→ Task
Only the lines that include "author" should be copied from the data below.

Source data
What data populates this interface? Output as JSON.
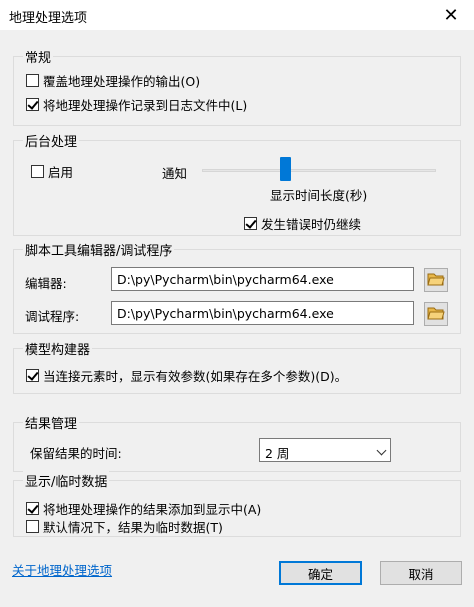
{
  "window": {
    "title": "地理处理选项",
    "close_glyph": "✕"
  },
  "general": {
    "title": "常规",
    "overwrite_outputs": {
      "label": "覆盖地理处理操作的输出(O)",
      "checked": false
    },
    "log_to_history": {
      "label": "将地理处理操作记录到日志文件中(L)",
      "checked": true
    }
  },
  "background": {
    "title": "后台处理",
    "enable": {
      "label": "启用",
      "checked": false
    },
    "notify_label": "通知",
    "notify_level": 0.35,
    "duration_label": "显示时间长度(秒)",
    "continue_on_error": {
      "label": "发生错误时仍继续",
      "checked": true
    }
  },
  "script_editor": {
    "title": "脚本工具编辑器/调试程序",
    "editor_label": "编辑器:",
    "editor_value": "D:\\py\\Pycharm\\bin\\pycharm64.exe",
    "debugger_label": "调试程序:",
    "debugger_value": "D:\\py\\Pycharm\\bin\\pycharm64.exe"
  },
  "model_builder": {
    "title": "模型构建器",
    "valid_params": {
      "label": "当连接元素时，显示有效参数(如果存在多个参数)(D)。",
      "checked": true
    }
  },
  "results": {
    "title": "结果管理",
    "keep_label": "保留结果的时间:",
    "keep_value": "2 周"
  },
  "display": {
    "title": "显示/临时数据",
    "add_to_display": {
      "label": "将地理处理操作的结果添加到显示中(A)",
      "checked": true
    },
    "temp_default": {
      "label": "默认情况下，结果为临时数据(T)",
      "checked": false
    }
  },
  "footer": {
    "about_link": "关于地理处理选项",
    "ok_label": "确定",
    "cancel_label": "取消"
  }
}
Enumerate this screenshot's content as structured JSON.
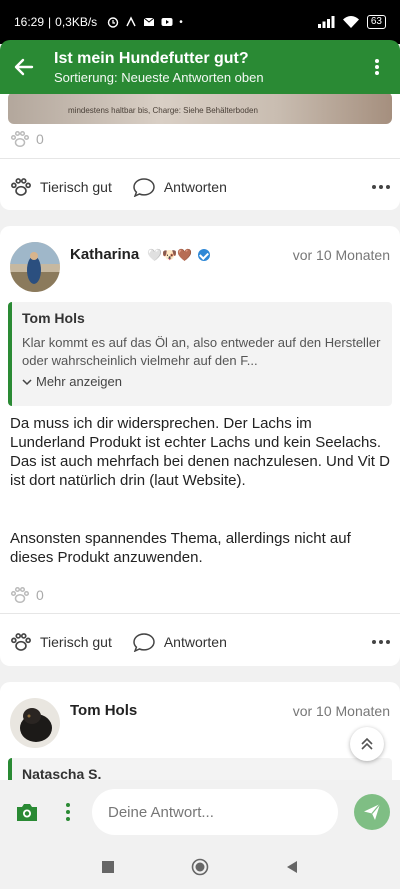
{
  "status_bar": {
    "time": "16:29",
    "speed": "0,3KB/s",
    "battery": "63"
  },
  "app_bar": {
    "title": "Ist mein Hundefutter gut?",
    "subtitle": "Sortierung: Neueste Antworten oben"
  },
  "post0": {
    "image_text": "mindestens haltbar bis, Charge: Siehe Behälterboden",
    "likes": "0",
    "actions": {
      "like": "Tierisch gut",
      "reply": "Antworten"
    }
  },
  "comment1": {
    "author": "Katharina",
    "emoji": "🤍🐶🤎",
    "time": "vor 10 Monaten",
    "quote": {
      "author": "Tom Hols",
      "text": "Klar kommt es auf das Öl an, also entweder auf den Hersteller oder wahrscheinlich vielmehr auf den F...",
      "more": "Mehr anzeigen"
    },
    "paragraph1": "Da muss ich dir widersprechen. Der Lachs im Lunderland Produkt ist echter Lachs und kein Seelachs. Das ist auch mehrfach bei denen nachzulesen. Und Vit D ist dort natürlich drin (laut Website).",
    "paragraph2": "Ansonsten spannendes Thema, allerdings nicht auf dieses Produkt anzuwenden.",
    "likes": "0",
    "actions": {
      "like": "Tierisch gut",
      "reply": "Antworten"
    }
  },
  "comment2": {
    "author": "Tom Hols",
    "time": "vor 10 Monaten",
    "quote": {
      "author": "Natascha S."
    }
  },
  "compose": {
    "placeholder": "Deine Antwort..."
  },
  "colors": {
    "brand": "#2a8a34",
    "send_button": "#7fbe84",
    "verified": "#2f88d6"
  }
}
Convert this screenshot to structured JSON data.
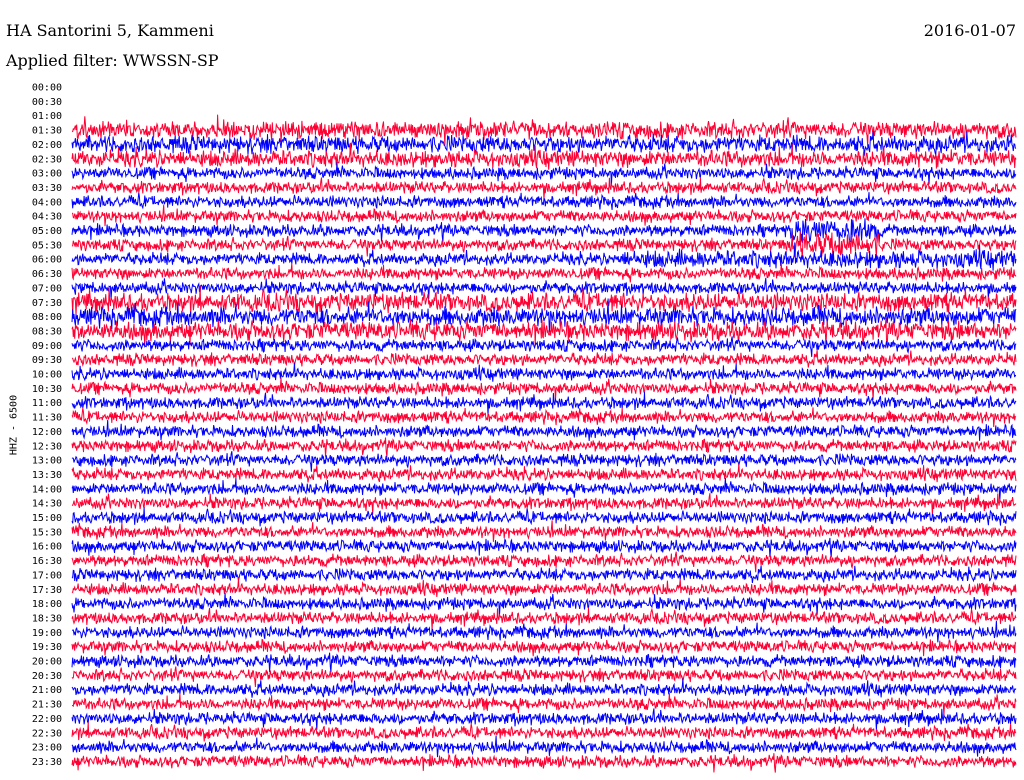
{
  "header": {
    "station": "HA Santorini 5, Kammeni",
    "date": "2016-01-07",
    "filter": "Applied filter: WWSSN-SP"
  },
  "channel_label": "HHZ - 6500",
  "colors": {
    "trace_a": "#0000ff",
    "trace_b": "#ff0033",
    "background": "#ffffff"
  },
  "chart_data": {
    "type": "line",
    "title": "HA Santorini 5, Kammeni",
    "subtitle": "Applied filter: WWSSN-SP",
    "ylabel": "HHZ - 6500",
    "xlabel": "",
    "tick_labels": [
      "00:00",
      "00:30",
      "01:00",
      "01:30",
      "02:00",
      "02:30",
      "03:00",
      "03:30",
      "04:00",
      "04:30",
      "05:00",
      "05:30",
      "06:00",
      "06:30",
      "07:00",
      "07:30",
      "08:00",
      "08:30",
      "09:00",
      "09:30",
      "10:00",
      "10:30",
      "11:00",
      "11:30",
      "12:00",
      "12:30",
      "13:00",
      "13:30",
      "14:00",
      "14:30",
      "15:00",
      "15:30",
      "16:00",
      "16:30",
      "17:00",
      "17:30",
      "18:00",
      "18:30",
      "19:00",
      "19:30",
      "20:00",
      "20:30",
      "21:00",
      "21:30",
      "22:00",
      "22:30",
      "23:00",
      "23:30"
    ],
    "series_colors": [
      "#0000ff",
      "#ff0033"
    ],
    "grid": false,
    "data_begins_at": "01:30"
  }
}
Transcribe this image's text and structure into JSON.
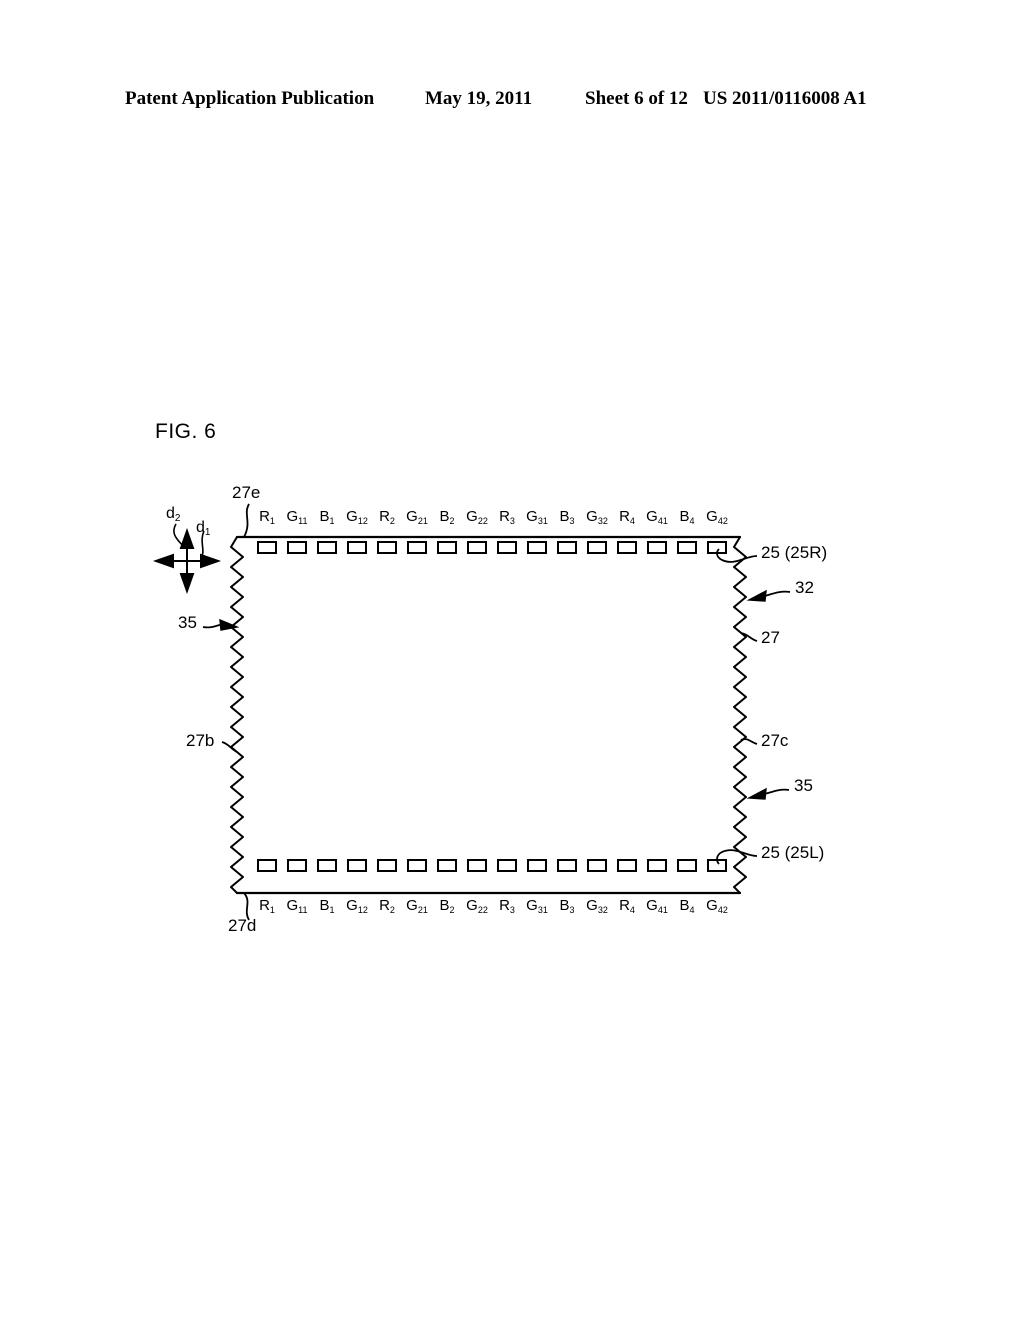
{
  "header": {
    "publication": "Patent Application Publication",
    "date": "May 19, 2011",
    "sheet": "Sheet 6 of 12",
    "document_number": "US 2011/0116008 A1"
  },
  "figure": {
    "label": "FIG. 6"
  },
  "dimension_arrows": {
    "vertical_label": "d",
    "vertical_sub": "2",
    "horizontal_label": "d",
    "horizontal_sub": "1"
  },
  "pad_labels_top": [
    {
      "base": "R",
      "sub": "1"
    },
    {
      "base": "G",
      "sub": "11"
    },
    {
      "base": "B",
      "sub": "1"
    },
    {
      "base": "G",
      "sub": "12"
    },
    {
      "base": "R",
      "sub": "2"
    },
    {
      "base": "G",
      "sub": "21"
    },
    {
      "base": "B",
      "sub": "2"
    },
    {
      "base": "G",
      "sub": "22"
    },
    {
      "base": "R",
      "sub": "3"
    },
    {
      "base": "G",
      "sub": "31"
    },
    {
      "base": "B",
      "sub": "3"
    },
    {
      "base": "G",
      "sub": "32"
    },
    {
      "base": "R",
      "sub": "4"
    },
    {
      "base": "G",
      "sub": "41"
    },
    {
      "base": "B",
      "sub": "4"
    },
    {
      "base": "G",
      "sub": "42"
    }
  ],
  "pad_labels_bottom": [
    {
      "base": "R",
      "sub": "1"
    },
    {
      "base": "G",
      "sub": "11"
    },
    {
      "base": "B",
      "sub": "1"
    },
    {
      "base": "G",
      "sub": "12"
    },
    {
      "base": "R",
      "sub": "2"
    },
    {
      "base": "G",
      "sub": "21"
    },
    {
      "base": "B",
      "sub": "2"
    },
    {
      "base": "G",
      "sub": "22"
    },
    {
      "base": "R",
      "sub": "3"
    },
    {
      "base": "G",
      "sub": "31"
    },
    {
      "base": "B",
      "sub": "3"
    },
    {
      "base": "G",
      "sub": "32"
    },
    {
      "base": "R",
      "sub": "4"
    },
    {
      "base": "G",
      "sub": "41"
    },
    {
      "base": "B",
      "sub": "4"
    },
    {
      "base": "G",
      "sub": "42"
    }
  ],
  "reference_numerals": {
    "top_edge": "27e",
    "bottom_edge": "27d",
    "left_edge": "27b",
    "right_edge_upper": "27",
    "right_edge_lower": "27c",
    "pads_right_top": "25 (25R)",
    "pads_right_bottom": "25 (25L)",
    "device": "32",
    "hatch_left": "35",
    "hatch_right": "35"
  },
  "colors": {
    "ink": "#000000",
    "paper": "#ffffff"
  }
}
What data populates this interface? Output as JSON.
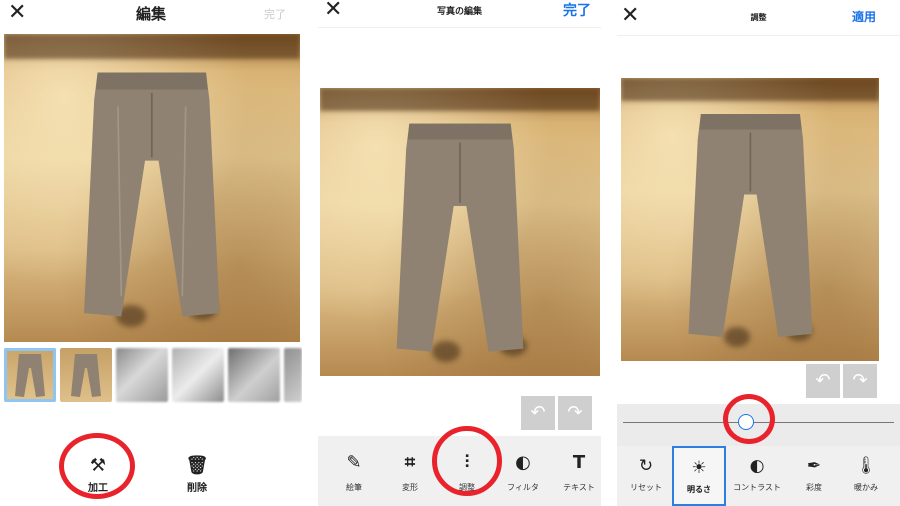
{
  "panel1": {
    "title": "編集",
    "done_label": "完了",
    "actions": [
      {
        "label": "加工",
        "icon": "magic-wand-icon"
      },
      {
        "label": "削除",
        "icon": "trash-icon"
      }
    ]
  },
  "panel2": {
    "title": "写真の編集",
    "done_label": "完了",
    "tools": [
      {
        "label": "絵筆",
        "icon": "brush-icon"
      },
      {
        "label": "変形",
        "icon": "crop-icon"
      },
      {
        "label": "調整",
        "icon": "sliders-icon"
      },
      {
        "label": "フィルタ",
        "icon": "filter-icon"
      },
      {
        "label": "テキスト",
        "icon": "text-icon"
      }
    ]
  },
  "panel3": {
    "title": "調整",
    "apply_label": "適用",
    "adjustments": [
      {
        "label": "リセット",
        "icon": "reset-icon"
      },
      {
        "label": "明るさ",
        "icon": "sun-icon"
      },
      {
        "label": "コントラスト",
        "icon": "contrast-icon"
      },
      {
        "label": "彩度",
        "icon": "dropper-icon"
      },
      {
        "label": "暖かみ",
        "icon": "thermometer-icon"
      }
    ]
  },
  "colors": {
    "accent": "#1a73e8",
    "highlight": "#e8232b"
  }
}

→ Result
    "author": "Katharina",
      "author": "Tom Hols",
    "author": "Tom Hols",
      "author": "Natascha S."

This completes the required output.